• [EXERCISE MATERIALS]
▬▬▬▬▬▬

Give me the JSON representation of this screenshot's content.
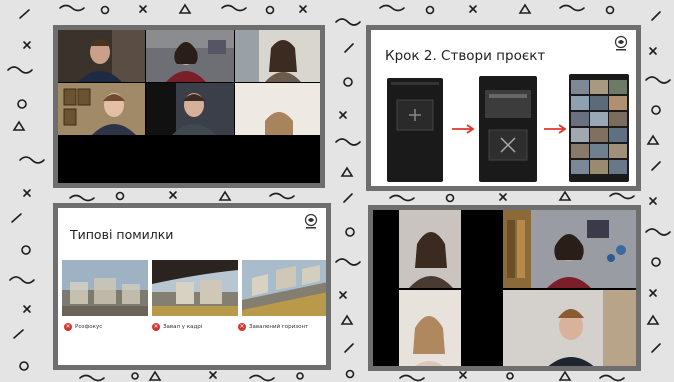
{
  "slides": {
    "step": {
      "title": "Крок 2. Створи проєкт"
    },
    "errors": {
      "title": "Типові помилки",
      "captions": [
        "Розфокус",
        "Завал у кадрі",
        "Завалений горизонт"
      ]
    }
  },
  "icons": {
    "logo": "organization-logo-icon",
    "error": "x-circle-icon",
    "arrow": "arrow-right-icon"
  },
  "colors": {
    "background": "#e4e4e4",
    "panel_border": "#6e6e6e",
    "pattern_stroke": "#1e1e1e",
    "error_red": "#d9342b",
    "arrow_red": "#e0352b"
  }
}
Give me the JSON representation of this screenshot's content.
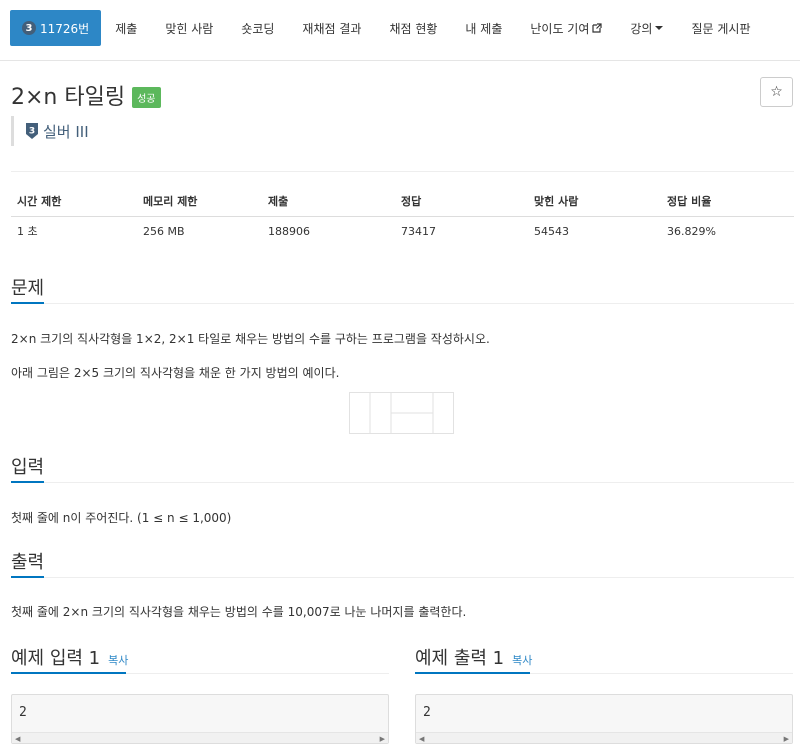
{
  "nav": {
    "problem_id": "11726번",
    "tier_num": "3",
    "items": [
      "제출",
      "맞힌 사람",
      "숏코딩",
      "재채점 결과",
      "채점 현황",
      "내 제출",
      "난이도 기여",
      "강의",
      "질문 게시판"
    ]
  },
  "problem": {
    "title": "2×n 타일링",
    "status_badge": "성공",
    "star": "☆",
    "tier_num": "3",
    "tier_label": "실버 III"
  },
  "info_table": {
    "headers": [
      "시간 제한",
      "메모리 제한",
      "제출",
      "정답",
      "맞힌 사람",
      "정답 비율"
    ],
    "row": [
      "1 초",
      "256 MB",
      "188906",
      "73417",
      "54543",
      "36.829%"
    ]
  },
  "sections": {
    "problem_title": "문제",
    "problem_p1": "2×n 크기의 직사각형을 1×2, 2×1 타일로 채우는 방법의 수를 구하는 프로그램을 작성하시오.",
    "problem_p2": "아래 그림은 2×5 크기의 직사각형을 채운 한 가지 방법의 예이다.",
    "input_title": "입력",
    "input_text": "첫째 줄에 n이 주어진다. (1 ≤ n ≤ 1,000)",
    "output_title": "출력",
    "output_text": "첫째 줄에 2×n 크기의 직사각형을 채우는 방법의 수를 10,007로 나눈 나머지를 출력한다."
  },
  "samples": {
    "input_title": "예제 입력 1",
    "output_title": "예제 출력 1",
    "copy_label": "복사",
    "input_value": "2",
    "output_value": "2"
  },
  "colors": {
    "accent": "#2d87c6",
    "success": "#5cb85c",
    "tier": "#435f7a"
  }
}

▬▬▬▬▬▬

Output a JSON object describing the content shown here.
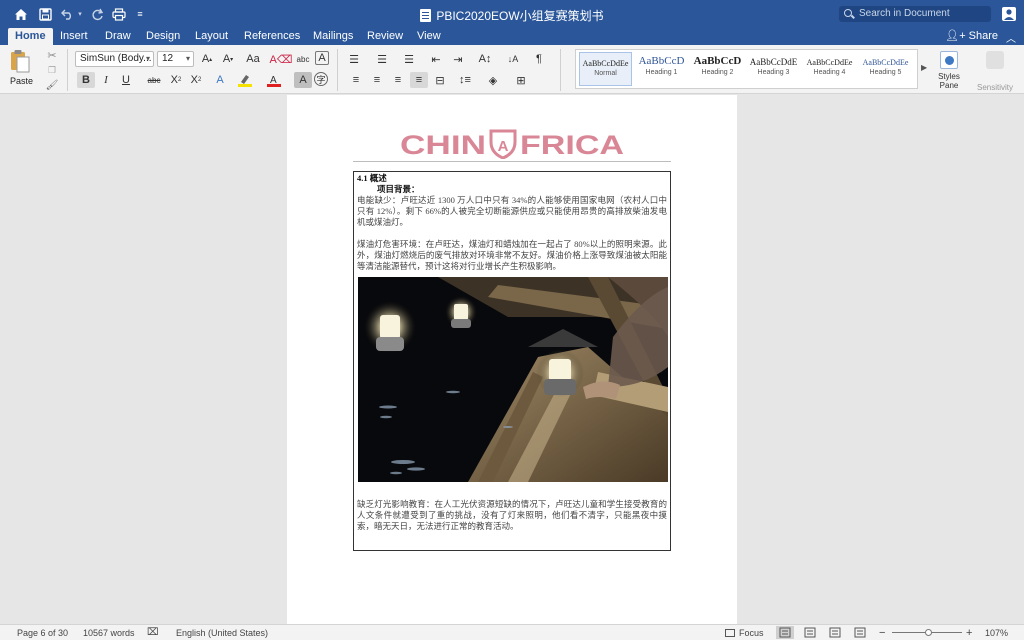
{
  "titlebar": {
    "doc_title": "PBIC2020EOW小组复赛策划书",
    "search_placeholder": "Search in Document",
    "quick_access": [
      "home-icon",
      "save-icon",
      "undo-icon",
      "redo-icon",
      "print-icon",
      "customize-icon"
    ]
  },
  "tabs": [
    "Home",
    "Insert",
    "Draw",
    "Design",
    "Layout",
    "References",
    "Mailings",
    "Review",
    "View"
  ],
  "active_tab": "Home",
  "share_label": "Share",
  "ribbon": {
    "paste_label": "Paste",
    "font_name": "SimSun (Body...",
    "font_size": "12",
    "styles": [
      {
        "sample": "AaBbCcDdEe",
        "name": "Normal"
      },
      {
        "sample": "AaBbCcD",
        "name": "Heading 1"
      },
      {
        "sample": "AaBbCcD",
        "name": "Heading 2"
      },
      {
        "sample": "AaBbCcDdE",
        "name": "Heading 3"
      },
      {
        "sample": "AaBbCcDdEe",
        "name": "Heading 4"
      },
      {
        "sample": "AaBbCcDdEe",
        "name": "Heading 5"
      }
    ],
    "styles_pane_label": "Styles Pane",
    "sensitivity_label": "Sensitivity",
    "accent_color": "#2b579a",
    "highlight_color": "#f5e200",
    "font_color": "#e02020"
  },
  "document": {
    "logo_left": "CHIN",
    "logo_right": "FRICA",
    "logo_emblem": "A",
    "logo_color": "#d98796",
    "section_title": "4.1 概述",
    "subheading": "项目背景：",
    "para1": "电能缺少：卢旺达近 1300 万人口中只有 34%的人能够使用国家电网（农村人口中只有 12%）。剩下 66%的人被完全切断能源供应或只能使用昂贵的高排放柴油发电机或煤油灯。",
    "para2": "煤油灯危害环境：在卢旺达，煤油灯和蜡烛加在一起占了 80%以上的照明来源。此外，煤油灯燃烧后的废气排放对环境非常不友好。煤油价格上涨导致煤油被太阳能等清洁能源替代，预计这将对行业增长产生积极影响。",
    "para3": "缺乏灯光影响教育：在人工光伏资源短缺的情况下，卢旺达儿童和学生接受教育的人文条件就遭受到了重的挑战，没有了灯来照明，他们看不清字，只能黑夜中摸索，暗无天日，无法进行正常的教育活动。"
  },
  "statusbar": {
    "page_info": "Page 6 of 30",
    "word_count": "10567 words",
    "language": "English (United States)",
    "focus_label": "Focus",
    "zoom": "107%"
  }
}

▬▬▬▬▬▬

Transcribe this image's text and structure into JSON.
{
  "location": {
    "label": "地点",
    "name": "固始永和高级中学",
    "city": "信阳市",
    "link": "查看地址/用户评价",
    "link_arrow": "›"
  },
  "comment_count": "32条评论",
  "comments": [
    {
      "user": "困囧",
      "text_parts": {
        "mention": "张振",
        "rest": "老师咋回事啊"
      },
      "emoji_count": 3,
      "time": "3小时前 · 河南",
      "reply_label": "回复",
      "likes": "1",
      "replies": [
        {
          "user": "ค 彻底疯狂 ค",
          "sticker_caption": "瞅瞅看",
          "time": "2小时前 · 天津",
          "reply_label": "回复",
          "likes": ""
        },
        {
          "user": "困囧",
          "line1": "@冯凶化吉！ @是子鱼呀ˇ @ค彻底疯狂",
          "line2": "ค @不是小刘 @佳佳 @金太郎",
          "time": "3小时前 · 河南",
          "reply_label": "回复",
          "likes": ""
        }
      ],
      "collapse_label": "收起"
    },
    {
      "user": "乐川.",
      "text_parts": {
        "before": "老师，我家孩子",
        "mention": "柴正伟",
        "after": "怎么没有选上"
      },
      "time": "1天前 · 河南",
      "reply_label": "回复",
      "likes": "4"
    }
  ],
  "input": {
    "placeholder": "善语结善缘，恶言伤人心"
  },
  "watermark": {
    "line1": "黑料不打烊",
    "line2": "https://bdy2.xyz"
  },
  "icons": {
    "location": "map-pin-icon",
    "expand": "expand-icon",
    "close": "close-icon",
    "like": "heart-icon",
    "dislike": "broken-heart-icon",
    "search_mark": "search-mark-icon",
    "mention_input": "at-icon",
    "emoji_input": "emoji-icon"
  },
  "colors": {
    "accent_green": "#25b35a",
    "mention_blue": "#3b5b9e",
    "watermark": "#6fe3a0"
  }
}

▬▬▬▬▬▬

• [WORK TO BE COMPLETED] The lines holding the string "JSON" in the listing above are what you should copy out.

• [SOLUTION TO THIS PROBLEM]
Give me the JSON representation of this screenshot's content.
Give me the JSON representation of this screenshot's content.
Output a JSON object describing the content shown here.
Transcribe this image's text and structure into JSON.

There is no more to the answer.